Local family searching for a kidney donor

HOLLIS — A local family is searching for a living kidney donor who will be able to assist with a life-saving transplant.

The family is that of 66-year-old Marty McLaughlin, an active member within the Nashua community who has stage five kidney failure.

Marty’s daughter, 29-year-old Marissa, used the words classy, quiet and respectable to describe her father.

“My dad is the nicest guy,” Marissa said. “He’s just an all-around generous person.”

Marty has worked at his family’s Nashua-based moving company for more than 40 years. His grandfather started the company, which was then taken over by his father, and now McLaughlin serves as the president of the firm, McLaughlin Mayflower.

Marissa said her father is still working for his company, but he’s tired.

“Kidney disease is kind of a silent killer, meaning you have a handicap, but you don’t have a broken leg. It’s silent where you can’t really see that he’s sick,” Marissa said.

To help out, Marissa and her brother, Tyler, have made their father a profile on MatchingDonors.com, with hopes that this will help locate a kidney.

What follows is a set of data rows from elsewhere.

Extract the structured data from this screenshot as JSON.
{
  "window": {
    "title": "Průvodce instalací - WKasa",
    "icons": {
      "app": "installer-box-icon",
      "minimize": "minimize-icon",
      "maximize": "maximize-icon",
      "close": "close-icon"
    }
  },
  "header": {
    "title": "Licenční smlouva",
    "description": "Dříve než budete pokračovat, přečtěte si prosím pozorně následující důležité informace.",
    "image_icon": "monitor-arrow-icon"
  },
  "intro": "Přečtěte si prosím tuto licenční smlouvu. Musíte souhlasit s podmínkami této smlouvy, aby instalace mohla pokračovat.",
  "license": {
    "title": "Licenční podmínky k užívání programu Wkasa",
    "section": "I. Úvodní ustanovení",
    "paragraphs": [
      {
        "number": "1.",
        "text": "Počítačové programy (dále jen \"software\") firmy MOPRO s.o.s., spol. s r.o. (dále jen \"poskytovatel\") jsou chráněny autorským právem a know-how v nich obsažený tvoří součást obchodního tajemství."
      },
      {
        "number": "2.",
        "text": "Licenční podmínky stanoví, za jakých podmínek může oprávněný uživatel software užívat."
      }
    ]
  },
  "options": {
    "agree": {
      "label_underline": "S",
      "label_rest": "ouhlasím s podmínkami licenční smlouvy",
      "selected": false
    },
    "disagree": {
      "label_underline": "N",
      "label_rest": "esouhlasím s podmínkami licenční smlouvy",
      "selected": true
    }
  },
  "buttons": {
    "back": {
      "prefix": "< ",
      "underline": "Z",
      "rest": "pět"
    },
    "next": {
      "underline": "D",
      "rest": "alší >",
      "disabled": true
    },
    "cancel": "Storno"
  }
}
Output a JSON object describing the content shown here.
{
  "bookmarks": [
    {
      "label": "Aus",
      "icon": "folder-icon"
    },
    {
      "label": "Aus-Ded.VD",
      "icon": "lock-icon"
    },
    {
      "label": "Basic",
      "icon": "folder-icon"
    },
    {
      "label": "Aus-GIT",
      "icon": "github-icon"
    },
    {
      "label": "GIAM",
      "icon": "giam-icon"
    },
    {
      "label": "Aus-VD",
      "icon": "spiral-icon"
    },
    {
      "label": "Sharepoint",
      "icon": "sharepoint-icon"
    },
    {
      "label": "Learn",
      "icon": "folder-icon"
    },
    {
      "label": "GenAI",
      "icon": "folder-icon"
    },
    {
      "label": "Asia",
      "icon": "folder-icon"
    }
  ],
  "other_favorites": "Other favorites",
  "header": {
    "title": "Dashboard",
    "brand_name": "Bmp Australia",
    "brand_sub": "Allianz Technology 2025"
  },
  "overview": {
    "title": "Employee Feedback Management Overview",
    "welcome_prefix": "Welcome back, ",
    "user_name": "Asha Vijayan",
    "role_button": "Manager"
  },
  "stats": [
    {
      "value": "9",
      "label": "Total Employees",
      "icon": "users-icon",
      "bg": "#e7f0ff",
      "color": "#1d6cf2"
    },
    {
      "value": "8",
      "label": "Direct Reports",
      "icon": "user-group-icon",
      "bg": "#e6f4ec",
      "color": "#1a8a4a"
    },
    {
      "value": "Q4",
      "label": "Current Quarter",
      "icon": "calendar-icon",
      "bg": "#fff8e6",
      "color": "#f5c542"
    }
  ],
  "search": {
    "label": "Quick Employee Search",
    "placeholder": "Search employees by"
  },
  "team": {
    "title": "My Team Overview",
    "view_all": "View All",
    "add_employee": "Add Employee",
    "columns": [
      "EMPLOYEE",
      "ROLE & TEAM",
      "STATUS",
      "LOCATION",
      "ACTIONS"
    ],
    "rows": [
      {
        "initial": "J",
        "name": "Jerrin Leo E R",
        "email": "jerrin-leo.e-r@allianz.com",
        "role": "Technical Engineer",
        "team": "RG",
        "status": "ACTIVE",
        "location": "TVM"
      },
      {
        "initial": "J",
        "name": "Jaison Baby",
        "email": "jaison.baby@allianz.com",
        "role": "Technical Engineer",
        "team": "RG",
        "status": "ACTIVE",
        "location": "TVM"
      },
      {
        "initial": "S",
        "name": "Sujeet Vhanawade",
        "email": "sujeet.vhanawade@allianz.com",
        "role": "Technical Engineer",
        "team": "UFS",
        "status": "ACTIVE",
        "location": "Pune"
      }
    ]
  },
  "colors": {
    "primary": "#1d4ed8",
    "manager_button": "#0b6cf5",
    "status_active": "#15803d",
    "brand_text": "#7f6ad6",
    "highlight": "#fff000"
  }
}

According to MatchingDonors CEO Paul Dooley, 22 people die every day waiting for kidney transplants that most likely won’t come.

“The average wait is seven to 10 years, but with us, it is under six months,” Dooley said.

He added, “People need kidneys across the gamut. It’s nothing to do with age, race or size. If you need a kidney, you need a kidney.”

In the meantime, Marty’s family is watching him carefully by making sure he is following a strict diet. They also accompany him to appointments.

Marty has dealt with kidney disease for quite some time. Marissa said he has always been plagued by blood pressure, which can lead to kidney problems.

According to the American Heart Association, high blood pressure is the second leading cause of kidney failure.

Marty has gone through all the stages, but now, he is at the end stage, and suffering from renal failure.

“He won’t be able to survive unless he starts dialysis or gets a transplant,” Marissa said. The family prefers for him not to start dialysis.

“Dialysis wipes the life right out of you,” Marissa said. “It makes you lose your hair — it’s going to age him. Most people only survive five years at a maximum on dialysis. He has a lot of living left to do and he’s otherwise in good condition. It’s just the kidney failure.”

She added, “A transplant is really going to allow him to see both my brother and I get married and will allow him to one day be around his grandkids.”

The McLaughlin family remains hopeful that Marty will receive a kidney. Marissa said they have met with representatives from Massachusetts General Hospital who have told them that he is the perfect candidate for a transplant. They are searching for a living donor, Marissa said, because organs from deceased donors have a typical wait period of up to seven years.

Marissa said if her father receives a kidney, she and her brother plan on paying it back to someone else in the future.

“My brother and I are filming and fishing for the TV show Wicked Tuna and this is going to be our career for a few years. We put our bodies through a lot with lifting and sleeping weird hours. We wouldn’t be good candidates to donate right now,” Marissa said. “Later in our lives, when we are in our 40s, we will give back and donate to someone in need after we’ve had our careers.”

To see if one is compatible, visit https://matchingdonors.com/life/Donor/index.cfm.

Grace Pecci may be reached at 594-1243 or gpecci@nashuatelegraph.com.